John Key's offered SkyCity a deal where they get permission to put in more gambling machines in exchange for SkyCity building a new convention centre for Auckland. Key indicated in the press that a government-funded one here could never meet its capital costs, so was looking for options that didn't cost the government anything.
On the plus side, it's unlikely this arrangement yields another Claudelands. SkyCity's on the hook for costs. They've reasonable incentive to keep things running properly: the Centre would complement their existing operations. The more conventioneers, the more potential customers at the nearby casino.
But it isn't true that the deal doesn't cost the government anything.
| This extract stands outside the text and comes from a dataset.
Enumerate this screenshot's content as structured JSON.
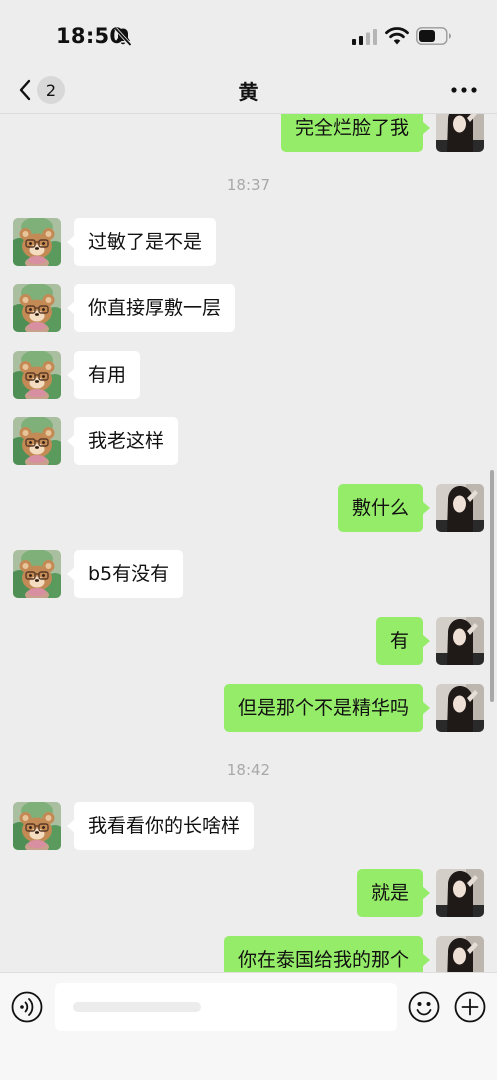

If they were instead to hold an auction for the right to put a bunch of new pokie machines, people would bid for those rights. The value of the winning bid in that auction is the cost of the Convention Centre to the government. We would expect, though, that the amount paid in that kind of auction is less than the value of the concession to SkyCity; those rights, bundled with Convention Centre provision, are less likely to be eroded by toughened regulations on pokie machines from some future government than would be rights otherwise auctioned off. And, if I owned a pokie machine concession in a bar in South Auckland, I'd be awfully worried that the deal for SkyCity would come at the expense of an increased likelihood my pokie licences wouldn't be renewed sometime down the track; those are the folks most likely to bear the incidence of the concession if there's any holding to a sinking lid policy on overall pokie numbers. So it costs the government nothing in roughly the same way that the old French monarchs got money for free by selling state monopoly concessions. They're very likely getting a better deal from SkyCity than they'd get if they just put it up to auction, but that doesn't mean it's costless.
I'm no particular fan of "economic effects" numbers being used in selling the deal. The $90 million estimated "boost" to the economy is likely just estimated spending figures from conventioneers; spending isn't the same thing as benefits. And while the literature on the economic effects of convention centres is not as well developed as the literature on stadiums, I'd be pretty surprised if they were all that beneficial. Even the former head of the Tourism Auckland says convention centres typically lose money.
Bottom line: I do not believe the "broader benefits" case for building convention centres. Nothing stops hotels near a proposed centre from getting into sponsorship arrangements where they pay for listings in standard convention centre marketing materials to help fund the centre; I find it more likely that the benefits are too small to make it worthwhile than that public goods problems, easily resolved by assurance contract, stop things. But if we're going to have a new convention centre, this might be the least bad way of limiting fiscal risks. That's not a strong endorsement, because I don't particularly like the potential regulatory takings from the local pubs currently hosting pokies if the new machines are part of the sinking lid policy, and because there's a whiff of cronyism to the whole thing. But honestly, who else would be able to pull off the casino-convention centre combination in Auckland?
Update: See also Sam Richardson and Bill Kaye-Blake. Bill likes the deal less than I do; he worries about gambling being regressive taxation. I'd expect that it won't be as regressive as Bill thinks, mostly because of the likely closure of other machines in pubs and the consequent shifting of gambling clientele towards international casino visitors. Sam wonders about construction and other employment effects.